As the owner of a fearful dog, I know how stressful a vet visit can be. Knowing that Daisy’s vet and her staff are experienced in handling fearful dogs made all the difference for me. In Dozer’s case, he saw a new vet and a new staff person. I wasn’t there so I can only relate his experience through his eyes, but from what I can gather, there was a lot of man-handling (it took several staff to hold him down to draw blood) and the use of a muzzle. While Daisy likely would have just shut down in this situation, Dozer reacted by biting – thus the muzzle.

My first response after speaking with my brother was to contact my friend, Debbie Jacobs, over at Fearfuldogs.com and share his story. I asked her to please continue to spread her knowledge of how to work with and approach fearful dogs with dog owners and trainers, but to also share it with veterinarians. I suspect that many veterinarians are taught the medicine side of vet care, but perhaps not as much the animal behavior side – something that is so badly needed.

Thankfully, Debbie responded pretty quickly. It turns out that has already begun to connect with veterinarians. She is sharing her book with them and offering to meet with them individually to help them better understand how to handle fearful dogs. Just like many vets, Debbie wants to make the visit to the vet clinic as stress-free as possible.

Debbie also shared with me that Dr. Sophia Yin, animal behaviorist and veterinarian, has some great information for owners and veterinarians on her website. As luck would have it, a dog training friend of mine shared a wonderful post on this topic just today. It is here – I highly encourage people to read it and then pass it on to their veterinarian and other dog owners.
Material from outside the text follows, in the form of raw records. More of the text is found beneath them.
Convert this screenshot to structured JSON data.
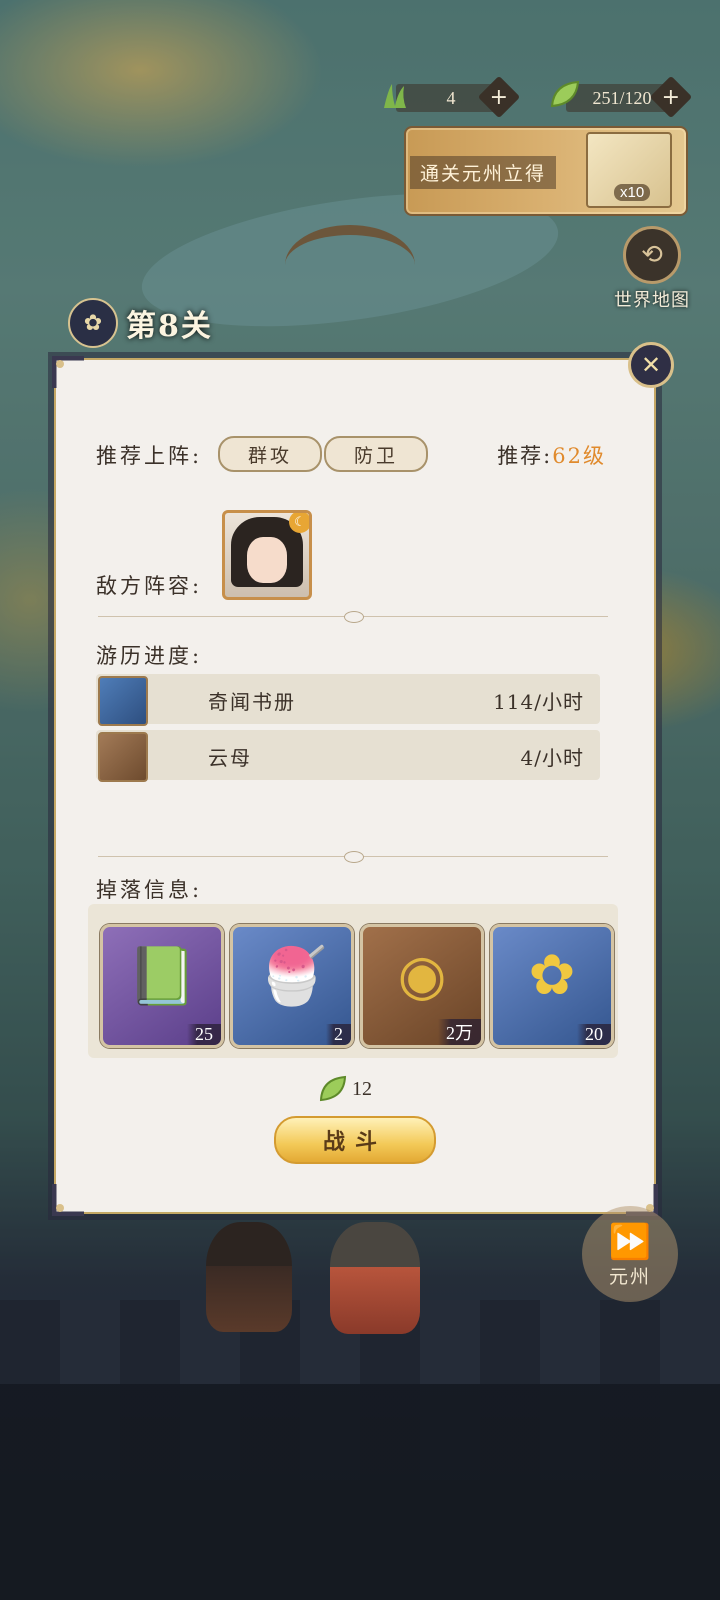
{
  "resources": [
    {
      "value": "4",
      "icon": "grass-icon",
      "plus": "+"
    },
    {
      "value": "251/120",
      "icon": "leaf-icon",
      "plus": "+"
    }
  ],
  "reward_banner": {
    "label": "通关元州立得",
    "count": "x10"
  },
  "world_map": {
    "label": "世界地图"
  },
  "stage": {
    "title": "第8关"
  },
  "panel": {
    "recommend_label": "推荐上阵:",
    "tags": [
      "群攻",
      "防卫"
    ],
    "recommend_level_label": "推荐:",
    "recommend_level_value": "62级",
    "enemy_label": "敌方阵容:",
    "progress_label": "游历进度:",
    "progress": [
      {
        "name": "奇闻书册",
        "rate": "114/小时",
        "icon": "book-icon"
      },
      {
        "name": "云母",
        "rate": "4/小时",
        "icon": "mica-icon"
      }
    ],
    "drops_label": "掉落信息:",
    "drops": [
      {
        "qty": "25",
        "icon": "book-icon",
        "color": "#6f4fa0"
      },
      {
        "qty": "2",
        "icon": "bowl-icon",
        "color": "#4a6aa8"
      },
      {
        "qty": "2万",
        "icon": "coin-icon",
        "color": "#85593a"
      },
      {
        "qty": "20",
        "icon": "osmanthus-icon",
        "color": "#4a6aa8"
      }
    ],
    "cost_value": "12",
    "fight_label": "战斗"
  },
  "next_area": {
    "label": "元州"
  }
}
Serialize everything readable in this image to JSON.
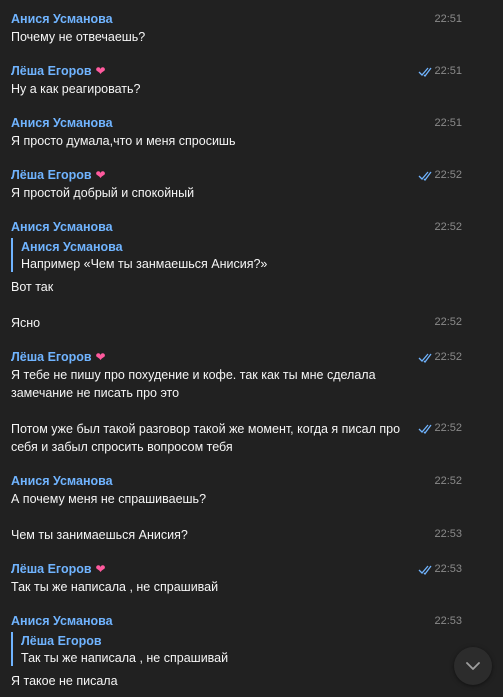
{
  "colors": {
    "background": "#212121",
    "accent": "#70b4ff",
    "heart": "#ff5a9e",
    "timestamp": "#8a8a8a",
    "text": "#f5f5f5"
  },
  "messages": [
    {
      "author": "Анися Усманова",
      "time": "22:51",
      "text": "Почему не отвечаешь?"
    },
    {
      "author": "Лёша Егоров",
      "heart": "❤",
      "time": "22:51",
      "read": true,
      "text": "Ну а как реагировать?"
    },
    {
      "author": "Анися Усманова",
      "time": "22:51",
      "text": "Я просто думала,что и меня спросишь"
    },
    {
      "author": "Лёша Егоров",
      "heart": "❤",
      "time": "22:52",
      "read": true,
      "text": "Я простой добрый и спокойный"
    },
    {
      "author": "Анися Усманова",
      "time": "22:52",
      "reply": {
        "author": "Анися Усманова",
        "text": "Например «Чем ты занмаешься Анисия?»"
      },
      "text": "Вот так"
    },
    {
      "time": "22:52",
      "text": "Ясно"
    },
    {
      "author": "Лёша Егоров",
      "heart": "❤",
      "time": "22:52",
      "read": true,
      "text": "Я тебе не пишу про похудение и кофе. так как ты мне сделала замечание не писать про это"
    },
    {
      "time": "22:52",
      "read": true,
      "text": "Потом уже был такой разговор такой же момент, когда я писал про себя и забыл спросить вопросом тебя"
    },
    {
      "author": "Анися Усманова",
      "time": "22:52",
      "text": "А почему меня не спрашиваешь?"
    },
    {
      "time": "22:53",
      "text": "Чем ты занимаешься Анисия?"
    },
    {
      "author": "Лёша Егоров",
      "heart": "❤",
      "time": "22:53",
      "read": true,
      "text": "Так ты же написала , не спрашивай"
    },
    {
      "author": "Анися Усманова",
      "time": "22:53",
      "reply": {
        "author": "Лёша Егоров",
        "text": "Так ты же написала , не спрашивай"
      },
      "text": "Я такое не писала"
    }
  ],
  "scroll_button": {
    "icon": "chevron-down-icon"
  }
}
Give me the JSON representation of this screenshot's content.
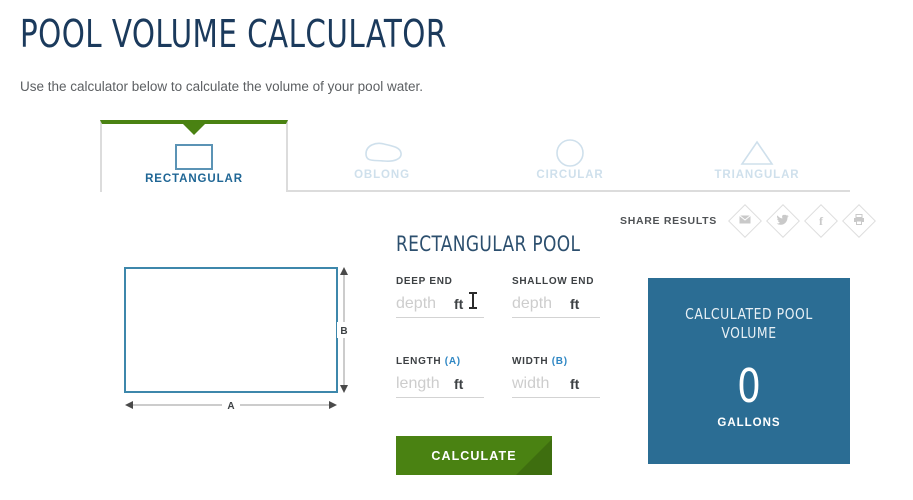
{
  "header": {
    "title": "POOL VOLUME CALCULATOR",
    "subtitle": "Use the calculator below to calculate the volume of your pool water."
  },
  "tabs": [
    {
      "id": "rectangular",
      "label": "RECTANGULAR",
      "icon": "rectangle-icon",
      "active": true
    },
    {
      "id": "oblong",
      "label": "OBLONG",
      "icon": "oblong-icon",
      "active": false
    },
    {
      "id": "circular",
      "label": "CIRCULAR",
      "icon": "circle-icon",
      "active": false
    },
    {
      "id": "triangular",
      "label": "TRIANGULAR",
      "icon": "triangle-icon",
      "active": false
    }
  ],
  "share": {
    "label": "SHARE RESULTS",
    "items": [
      {
        "id": "email",
        "icon": "envelope-icon",
        "glyph": "✉"
      },
      {
        "id": "twitter",
        "icon": "twitter-bird-icon",
        "glyph": "🐦"
      },
      {
        "id": "facebook",
        "icon": "facebook-icon",
        "glyph": "f"
      },
      {
        "id": "print",
        "icon": "printer-icon",
        "glyph": "⎙"
      }
    ]
  },
  "diagram": {
    "name": "rectangular-pool-diagram",
    "width_label": "A",
    "height_label": "B",
    "shape_stroke": "#3d87ab",
    "arrow_color": "#4a4a4a"
  },
  "form": {
    "title": "RECTANGULAR POOL",
    "fields": [
      {
        "id": "deep-end",
        "label": "DEEP END",
        "dim": "",
        "placeholder": "depth",
        "value": "",
        "unit": "ft",
        "focused": true
      },
      {
        "id": "shallow-end",
        "label": "SHALLOW END",
        "dim": "",
        "placeholder": "depth",
        "value": "",
        "unit": "ft",
        "focused": false
      },
      {
        "id": "length",
        "label": "LENGTH",
        "dim": "(A)",
        "placeholder": "length",
        "value": "",
        "unit": "ft",
        "focused": false
      },
      {
        "id": "width",
        "label": "WIDTH",
        "dim": "(B)",
        "placeholder": "width",
        "value": "",
        "unit": "ft",
        "focused": false
      }
    ],
    "calculate_label": "CALCULATE"
  },
  "result": {
    "heading": "CALCULATED POOL VOLUME",
    "value": "0",
    "unit": "GALLONS"
  },
  "colors": {
    "navy": "#1b3a5c",
    "accent_blue": "#1f6695",
    "light_blue": "#cfe0ec",
    "green": "#4a8212",
    "green_dark": "#3e6e0f",
    "panel_blue": "#2b6d94",
    "border_gray": "#dcdcdc"
  }
}
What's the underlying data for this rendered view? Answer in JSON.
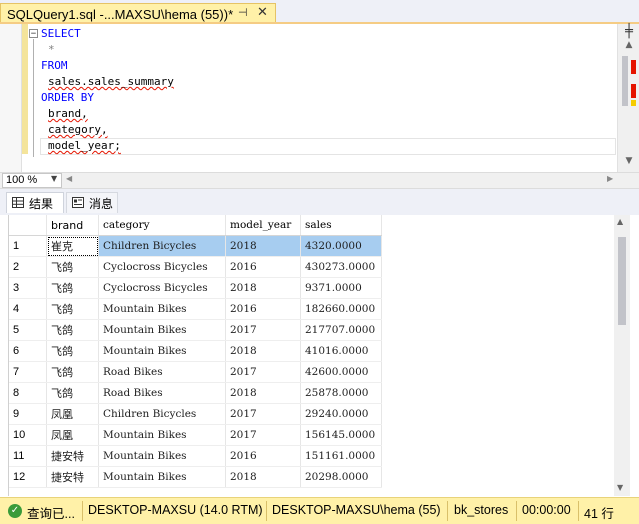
{
  "tab": {
    "title": "SQLQuery1.sql -...MAXSU\\hema (55))*",
    "pin": "⊣",
    "close": "✕"
  },
  "editor": {
    "collapse": "−",
    "lines": [
      "SELECT",
      "*",
      "FROM",
      "sales.sales_summary",
      "ORDER BY",
      "brand,",
      "category,",
      "model_year;"
    ],
    "split": "╪"
  },
  "zoom": {
    "value": "100 %"
  },
  "results_tabs": {
    "results": "结果",
    "messages": "消息"
  },
  "grid": {
    "columns": [
      "brand",
      "category",
      "model_year",
      "sales"
    ],
    "rows": [
      [
        "1",
        "崔克",
        "Children Bicycles",
        "2018",
        "4320.0000"
      ],
      [
        "2",
        "飞鸽",
        "Cyclocross Bicycles",
        "2016",
        "430273.0000"
      ],
      [
        "3",
        "飞鸽",
        "Cyclocross Bicycles",
        "2018",
        "9371.0000"
      ],
      [
        "4",
        "飞鸽",
        "Mountain Bikes",
        "2016",
        "182660.0000"
      ],
      [
        "5",
        "飞鸽",
        "Mountain Bikes",
        "2017",
        "217707.0000"
      ],
      [
        "6",
        "飞鸽",
        "Mountain Bikes",
        "2018",
        "41016.0000"
      ],
      [
        "7",
        "飞鸽",
        "Road Bikes",
        "2017",
        "42600.0000"
      ],
      [
        "8",
        "飞鸽",
        "Road Bikes",
        "2018",
        "25878.0000"
      ],
      [
        "9",
        "凤凰",
        "Children Bicycles",
        "2017",
        "29240.0000"
      ],
      [
        "10",
        "凤凰",
        "Mountain Bikes",
        "2017",
        "156145.0000"
      ],
      [
        "11",
        "捷安特",
        "Mountain Bikes",
        "2016",
        "151161.0000"
      ],
      [
        "12",
        "捷安特",
        "Mountain Bikes",
        "2018",
        "20298.0000"
      ]
    ]
  },
  "status": {
    "query_state": "查询已...",
    "server": "DESKTOP-MAXSU (14.0 RTM)",
    "login": "DESKTOP-MAXSU\\hema (55)",
    "database": "bk_stores",
    "elapsed": "00:00:00",
    "row_count": "41 行"
  },
  "colors": {
    "accent_yellow": "#fff1a8",
    "selection": "#a7cdf0",
    "keyword": "#0000ff",
    "error_squiggle": "#e51400"
  }
}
My brother still feels guilty for letting the vet and her staff do all that they did to Dozer and is looking for a new vet. I can only hope that his and Dozer’s experience hasn’t left a lasting impression that will haunt them both on future vet visits.

Wednesday Winner: Keller Lake Animal Hospital

May 6, 2009 Leave a comment

This week I’m giving a shout out to my dogs’ veterinary clinic, Keller Lake Animal Hospital in Maplewood, Minnesota.

The vets, Dr. Lillie, Dr. DeWoskin and Dr. Benson are some of the nicest and most dedicated people I know. They have been there for me and my dogs Aspen and Daisy, and now for my new dog, Jasper (one of the Shelties mentioned in a previous post). I’ve always felt like they listened to me, sought to understand and cared about my dogs like they were their own.

And, THE STAFF! What can I say about the awesome staff? Angie, Heather, Kim, Stephanie, Katie and Vicky are so wonderful with Daisy. They have always treated her with gentle hands and loving hearts, and they always greet her with a smile and a treat (okay – a few treats) to help her feel more comfortable (something she really needed when she first came to live with me). They are some really awesome people and dedicated to helping animals to the Nth degree.

So this week’s Wednesday Winner is a personal one: Keller Lake Animal Hospital. Check them out!

Pet Taxis – Fido hails a cab

April 16, 2009 1 comment

j0213529I was sitting at a coffee shop talking to a friend about social networking a few weeks ago. While we were talking, a friend of hers called on her cell phone. During their quick conversation, she began laughing and said to me, “My friend is in downtown Manhattan and just saw a Pet Taxi go by.” I am sure it must have caught her off-guard. Pet Taxi? Seriously? Who knew?

Actually, pet taxi’s are becoming much more common than you think. In fact, many pet sitters now offer this as a service to their clients. In big cities, like New York, you are more likely to see them everywhere. Pet Taxis can also be found in other countries.

Need to take your dog to the groomer but can’t take the time off work? Have an emergency medical issue with your pet but unable to get your pet there? A pet taxi is the perfect solution, especially if you already are working with a pet sitter. They provide a great service for busy people with busy lives. And, it’s affordable too!

Here’s a few links to information about pet taxis. Check them out.
Pampered Puppy: “Taking the High Road”
ASPCA: “Pet Taxis in New York City”
Sittercity: “Petsitting definitions: From Pet Taxis to Doggy Hotels”